The full set of records must be set down verbatim.

* **Data shown**
##########

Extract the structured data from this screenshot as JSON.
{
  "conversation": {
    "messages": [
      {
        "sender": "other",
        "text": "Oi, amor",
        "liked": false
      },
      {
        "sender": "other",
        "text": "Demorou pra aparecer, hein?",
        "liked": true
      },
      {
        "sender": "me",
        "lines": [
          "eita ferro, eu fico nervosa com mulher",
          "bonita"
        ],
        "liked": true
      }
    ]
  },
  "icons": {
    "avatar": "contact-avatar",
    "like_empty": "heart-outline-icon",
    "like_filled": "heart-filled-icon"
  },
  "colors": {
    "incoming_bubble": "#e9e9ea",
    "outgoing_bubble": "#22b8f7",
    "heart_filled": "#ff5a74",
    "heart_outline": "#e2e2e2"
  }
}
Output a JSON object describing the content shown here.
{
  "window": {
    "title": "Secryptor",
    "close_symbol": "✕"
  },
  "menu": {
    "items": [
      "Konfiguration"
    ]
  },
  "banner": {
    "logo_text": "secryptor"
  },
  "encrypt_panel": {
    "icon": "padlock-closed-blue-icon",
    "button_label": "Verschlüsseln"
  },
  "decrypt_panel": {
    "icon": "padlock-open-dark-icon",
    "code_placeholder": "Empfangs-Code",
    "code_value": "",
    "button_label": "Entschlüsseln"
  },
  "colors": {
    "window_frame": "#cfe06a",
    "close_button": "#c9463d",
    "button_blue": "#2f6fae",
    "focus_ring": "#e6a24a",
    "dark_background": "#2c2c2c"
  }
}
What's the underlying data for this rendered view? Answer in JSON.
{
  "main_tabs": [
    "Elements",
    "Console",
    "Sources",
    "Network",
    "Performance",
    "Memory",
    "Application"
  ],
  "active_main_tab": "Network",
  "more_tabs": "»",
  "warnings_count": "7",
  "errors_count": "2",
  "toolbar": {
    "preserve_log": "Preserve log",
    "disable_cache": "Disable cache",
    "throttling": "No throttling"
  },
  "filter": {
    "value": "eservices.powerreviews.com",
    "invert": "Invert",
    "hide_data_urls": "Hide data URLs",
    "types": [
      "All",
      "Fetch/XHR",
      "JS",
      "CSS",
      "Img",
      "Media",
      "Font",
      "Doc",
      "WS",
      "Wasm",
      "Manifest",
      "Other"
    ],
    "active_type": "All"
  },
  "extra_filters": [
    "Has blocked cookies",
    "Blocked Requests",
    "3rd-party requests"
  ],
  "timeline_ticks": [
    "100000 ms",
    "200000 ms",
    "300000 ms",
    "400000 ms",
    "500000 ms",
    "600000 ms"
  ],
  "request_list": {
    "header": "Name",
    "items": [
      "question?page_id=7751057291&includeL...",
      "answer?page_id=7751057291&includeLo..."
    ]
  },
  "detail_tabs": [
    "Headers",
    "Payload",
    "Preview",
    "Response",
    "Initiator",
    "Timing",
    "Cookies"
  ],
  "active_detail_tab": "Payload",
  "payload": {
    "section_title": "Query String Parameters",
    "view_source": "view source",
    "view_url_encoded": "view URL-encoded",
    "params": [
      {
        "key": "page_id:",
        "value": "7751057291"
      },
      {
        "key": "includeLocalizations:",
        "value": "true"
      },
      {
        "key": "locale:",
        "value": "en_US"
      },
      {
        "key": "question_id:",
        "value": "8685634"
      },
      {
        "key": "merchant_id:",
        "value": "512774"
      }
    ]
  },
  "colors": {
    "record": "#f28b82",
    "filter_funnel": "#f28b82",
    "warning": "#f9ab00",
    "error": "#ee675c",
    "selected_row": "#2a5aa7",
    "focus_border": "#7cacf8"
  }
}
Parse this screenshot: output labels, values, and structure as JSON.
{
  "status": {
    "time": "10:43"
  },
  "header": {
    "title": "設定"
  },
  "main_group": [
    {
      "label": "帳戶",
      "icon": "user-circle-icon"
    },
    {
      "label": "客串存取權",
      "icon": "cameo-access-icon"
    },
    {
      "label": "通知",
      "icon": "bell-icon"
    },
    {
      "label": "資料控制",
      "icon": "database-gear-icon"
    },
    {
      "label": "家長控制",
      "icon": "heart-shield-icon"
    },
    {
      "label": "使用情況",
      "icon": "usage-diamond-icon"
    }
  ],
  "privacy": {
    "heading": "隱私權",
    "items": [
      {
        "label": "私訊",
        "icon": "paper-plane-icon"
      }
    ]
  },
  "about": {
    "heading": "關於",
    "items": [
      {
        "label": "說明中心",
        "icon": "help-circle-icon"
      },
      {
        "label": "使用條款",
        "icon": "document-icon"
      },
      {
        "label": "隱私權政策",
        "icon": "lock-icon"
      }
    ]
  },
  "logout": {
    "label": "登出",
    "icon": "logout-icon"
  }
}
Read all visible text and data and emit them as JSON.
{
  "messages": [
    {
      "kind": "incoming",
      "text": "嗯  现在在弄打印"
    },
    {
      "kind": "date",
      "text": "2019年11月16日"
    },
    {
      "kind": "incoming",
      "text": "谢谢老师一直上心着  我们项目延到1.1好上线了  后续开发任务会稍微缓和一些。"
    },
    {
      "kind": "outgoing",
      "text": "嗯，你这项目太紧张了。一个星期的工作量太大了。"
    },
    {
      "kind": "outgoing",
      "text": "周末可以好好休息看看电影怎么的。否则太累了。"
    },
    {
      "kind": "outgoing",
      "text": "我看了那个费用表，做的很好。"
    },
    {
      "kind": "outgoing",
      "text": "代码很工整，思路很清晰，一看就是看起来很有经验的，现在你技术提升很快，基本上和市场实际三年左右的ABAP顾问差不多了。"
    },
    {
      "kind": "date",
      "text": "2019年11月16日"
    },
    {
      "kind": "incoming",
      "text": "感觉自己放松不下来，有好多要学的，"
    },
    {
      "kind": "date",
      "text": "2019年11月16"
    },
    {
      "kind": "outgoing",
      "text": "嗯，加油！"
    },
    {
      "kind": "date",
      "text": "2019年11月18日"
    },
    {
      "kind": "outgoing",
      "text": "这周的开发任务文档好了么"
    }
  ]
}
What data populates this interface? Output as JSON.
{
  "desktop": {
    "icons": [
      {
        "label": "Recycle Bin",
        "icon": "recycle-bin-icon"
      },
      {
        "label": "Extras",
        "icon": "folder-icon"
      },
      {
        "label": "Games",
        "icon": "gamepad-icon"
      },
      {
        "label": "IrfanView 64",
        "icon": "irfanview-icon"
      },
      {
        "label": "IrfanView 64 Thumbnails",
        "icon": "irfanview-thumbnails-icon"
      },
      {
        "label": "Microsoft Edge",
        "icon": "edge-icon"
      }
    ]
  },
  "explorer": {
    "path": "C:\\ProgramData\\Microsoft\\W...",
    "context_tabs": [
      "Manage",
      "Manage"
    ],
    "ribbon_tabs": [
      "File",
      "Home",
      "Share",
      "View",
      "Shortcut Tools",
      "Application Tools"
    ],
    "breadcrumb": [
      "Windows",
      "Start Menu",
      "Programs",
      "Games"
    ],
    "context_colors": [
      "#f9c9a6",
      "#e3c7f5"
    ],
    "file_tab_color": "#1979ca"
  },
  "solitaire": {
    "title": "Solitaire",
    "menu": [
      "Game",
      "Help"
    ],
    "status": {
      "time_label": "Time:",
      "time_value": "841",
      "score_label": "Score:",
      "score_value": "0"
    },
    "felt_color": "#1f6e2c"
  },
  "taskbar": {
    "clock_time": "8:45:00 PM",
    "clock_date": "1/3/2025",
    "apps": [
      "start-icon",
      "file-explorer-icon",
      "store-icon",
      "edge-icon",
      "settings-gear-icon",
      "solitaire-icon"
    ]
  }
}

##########

* **Exercise answer**
Extract the structured data from this screenshot as JSON.
{
  "conversation": {
    "messages": [
      {
        "sender": "other",
        "text": "Oi, amor",
        "liked": false
      },
      {
        "sender": "other",
        "text": "Demorou pra aparecer, hein?",
        "liked": true
      },
      {
        "sender": "me",
        "lines": [
          "eita ferro, eu fico nervosa com mulher",
          "bonita"
        ],
        "liked": true
      }
    ]
  },
  "icons": {
    "avatar": "contact-avatar",
    "like_empty": "heart-outline-icon",
    "like_filled": "heart-filled-icon"
  },
  "colors": {
    "incoming_bubble": "#e9e9ea",
    "outgoing_bubble": "#22b8f7",
    "heart_filled": "#ff5a74",
    "heart_outline": "#e2e2e2"
  }
}
Output a JSON object describing the content shown here.
{
  "window": {
    "title": "Secryptor",
    "close_symbol": "✕"
  },
  "menu": {
    "items": [
      "Konfiguration"
    ]
  },
  "banner": {
    "logo_text": "secryptor"
  },
  "encrypt_panel": {
    "icon": "padlock-closed-blue-icon",
    "button_label": "Verschlüsseln"
  },
  "decrypt_panel": {
    "icon": "padlock-open-dark-icon",
    "code_placeholder": "Empfangs-Code",
    "code_value": "",
    "button_label": "Entschlüsseln"
  },
  "colors": {
    "window_frame": "#cfe06a",
    "close_button": "#c9463d",
    "button_blue": "#2f6fae",
    "focus_ring": "#e6a24a",
    "dark_background": "#2c2c2c"
  }
}
What's the underlying data for this rendered view? Answer in JSON.
{
  "main_tabs": [
    "Elements",
    "Console",
    "Sources",
    "Network",
    "Performance",
    "Memory",
    "Application"
  ],
  "active_main_tab": "Network",
  "more_tabs": "»",
  "warnings_count": "7",
  "errors_count": "2",
  "toolbar": {
    "preserve_log": "Preserve log",
    "disable_cache": "Disable cache",
    "throttling": "No throttling"
  },
  "filter": {
    "value": "eservices.powerreviews.com",
    "invert": "Invert",
    "hide_data_urls": "Hide data URLs",
    "types": [
      "All",
      "Fetch/XHR",
      "JS",
      "CSS",
      "Img",
      "Media",
      "Font",
      "Doc",
      "WS",
      "Wasm",
      "Manifest",
      "Other"
    ],
    "active_type": "All"
  },
  "extra_filters": [
    "Has blocked cookies",
    "Blocked Requests",
    "3rd-party requests"
  ],
  "timeline_ticks": [
    "100000 ms",
    "200000 ms",
    "300000 ms",
    "400000 ms",
    "500000 ms",
    "600000 ms"
  ],
  "request_list": {
    "header": "Name",
    "items": [
      "question?page_id=7751057291&includeL...",
      "answer?page_id=7751057291&includeLo..."
    ]
  },
  "detail_tabs": [
    "Headers",
    "Payload",
    "Preview",
    "Response",
    "Initiator",
    "Timing",
    "Cookies"
  ],
  "active_detail_tab": "Payload",
  "payload": {
    "section_title": "Query String Parameters",
    "view_source": "view source",
    "view_url_encoded": "view URL-encoded",
    "params": [
      {
        "key": "page_id:",
        "value": "7751057291"
      },
      {
        "key": "includeLocalizations:",
        "value": "true"
      },
      {
        "key": "locale:",
        "value": "en_US"
      },
      {
        "key": "question_id:",
        "value": "8685634"
      },
      {
        "key": "merchant_id:",
        "value": "512774"
      }
    ]
  },
  "colors": {
    "record": "#f28b82",
    "filter_funnel": "#f28b82",
    "warning": "#f9ab00",
    "error": "#ee675c",
    "selected_row": "#2a5aa7",
    "focus_border": "#7cacf8"
  }
}
Parse this screenshot: output labels, values, and structure as JSON.
{
  "status": {
    "time": "10:43"
  },
  "header": {
    "title": "設定"
  },
  "main_group": [
    {
      "label": "帳戶",
      "icon": "user-circle-icon"
    },
    {
      "label": "客串存取權",
      "icon": "cameo-access-icon"
    },
    {
      "label": "通知",
      "icon": "bell-icon"
    },
    {
      "label": "資料控制",
      "icon": "database-gear-icon"
    },
    {
      "label": "家長控制",
      "icon": "heart-shield-icon"
    },
    {
      "label": "使用情況",
      "icon": "usage-diamond-icon"
    }
  ],
  "privacy": {
    "heading": "隱私權",
    "items": [
      {
        "label": "私訊",
        "icon": "paper-plane-icon"
      }
    ]
  },
  "about": {
    "heading": "關於",
    "items": [
      {
        "label": "說明中心",
        "icon": "help-circle-icon"
      },
      {
        "label": "使用條款",
        "icon": "document-icon"
      },
      {
        "label": "隱私權政策",
        "icon": "lock-icon"
      }
    ]
  },
  "logout": {
    "label": "登出",
    "icon": "logout-icon"
  }
}
Read all visible text and data and emit them as JSON.
{
  "messages": [
    {
      "kind": "incoming",
      "text": "嗯  现在在弄打印"
    },
    {
      "kind": "date",
      "text": "2019年11月16日"
    },
    {
      "kind": "incoming",
      "text": "谢谢老师一直上心着  我们项目延到1.1好上线了  后续开发任务会稍微缓和一些。"
    },
    {
      "kind": "outgoing",
      "text": "嗯，你这项目太紧张了。一个星期的工作量太大了。"
    },
    {
      "kind": "outgoing",
      "text": "周末可以好好休息看看电影怎么的。否则太累了。"
    },
    {
      "kind": "outgoing",
      "text": "我看了那个费用表，做的很好。"
    },
    {
      "kind": "outgoing",
      "text": "代码很工整，思路很清晰，一看就是看起来很有经验的，现在你技术提升很快，基本上和市场实际三年左右的ABAP顾问差不多了。"
    },
    {
      "kind": "date",
      "text": "2019年11月16日"
    },
    {
      "kind": "incoming",
      "text": "感觉自己放松不下来，有好多要学的，"
    },
    {
      "kind": "date",
      "text": "2019年11月16"
    },
    {
      "kind": "outgoing",
      "text": "嗯，加油！"
    },
    {
      "kind": "date",
      "text": "2019年11月18日"
    },
    {
      "kind": "outgoing",
      "text": "这周的开发任务文档好了么"
    }
  ]
}
What data populates this interface? Output as JSON.
{
  "desktop": {
    "icons": [
      {
        "label": "Recycle Bin",
        "icon": "recycle-bin-icon"
      },
      {
        "label": "Extras",
        "icon": "folder-icon"
      },
      {
        "label": "Games",
        "icon": "gamepad-icon"
      },
      {
        "label": "IrfanView 64",
        "icon": "irfanview-icon"
      },
      {
        "label": "IrfanView 64 Thumbnails",
        "icon": "irfanview-thumbnails-icon"
      },
      {
        "label": "Microsoft Edge",
        "icon": "edge-icon"
      }
    ]
  },
  "explorer": {
    "path": "C:\\ProgramData\\Microsoft\\W...",
    "context_tabs": [
      "Manage",
      "Manage"
    ],
    "ribbon_tabs": [
      "File",
      "Home",
      "Share",
      "View",
      "Shortcut Tools",
      "Application Tools"
    ],
    "breadcrumb": [
      "Windows",
      "Start Menu",
      "Programs",
      "Games"
    ],
    "context_colors": [
      "#f9c9a6",
      "#e3c7f5"
    ],
    "file_tab_color": "#1979ca"
  },
  "solitaire": {
    "title": "Solitaire",
    "menu": [
      "Game",
      "Help"
    ],
    "status": {
      "time_label": "Time:",
      "time_value": "841",
      "score_label": "Score:",
      "score_value": "0"
    },
    "felt_color": "#1f6e2c"
  },
  "taskbar": {
    "clock_time": "8:45:00 PM",
    "clock_date": "1/3/2025",
    "apps": [
      "start-icon",
      "file-explorer-icon",
      "store-icon",
      "edge-icon",
      "settings-gear-icon",
      "solitaire-icon"
    ]
  }
}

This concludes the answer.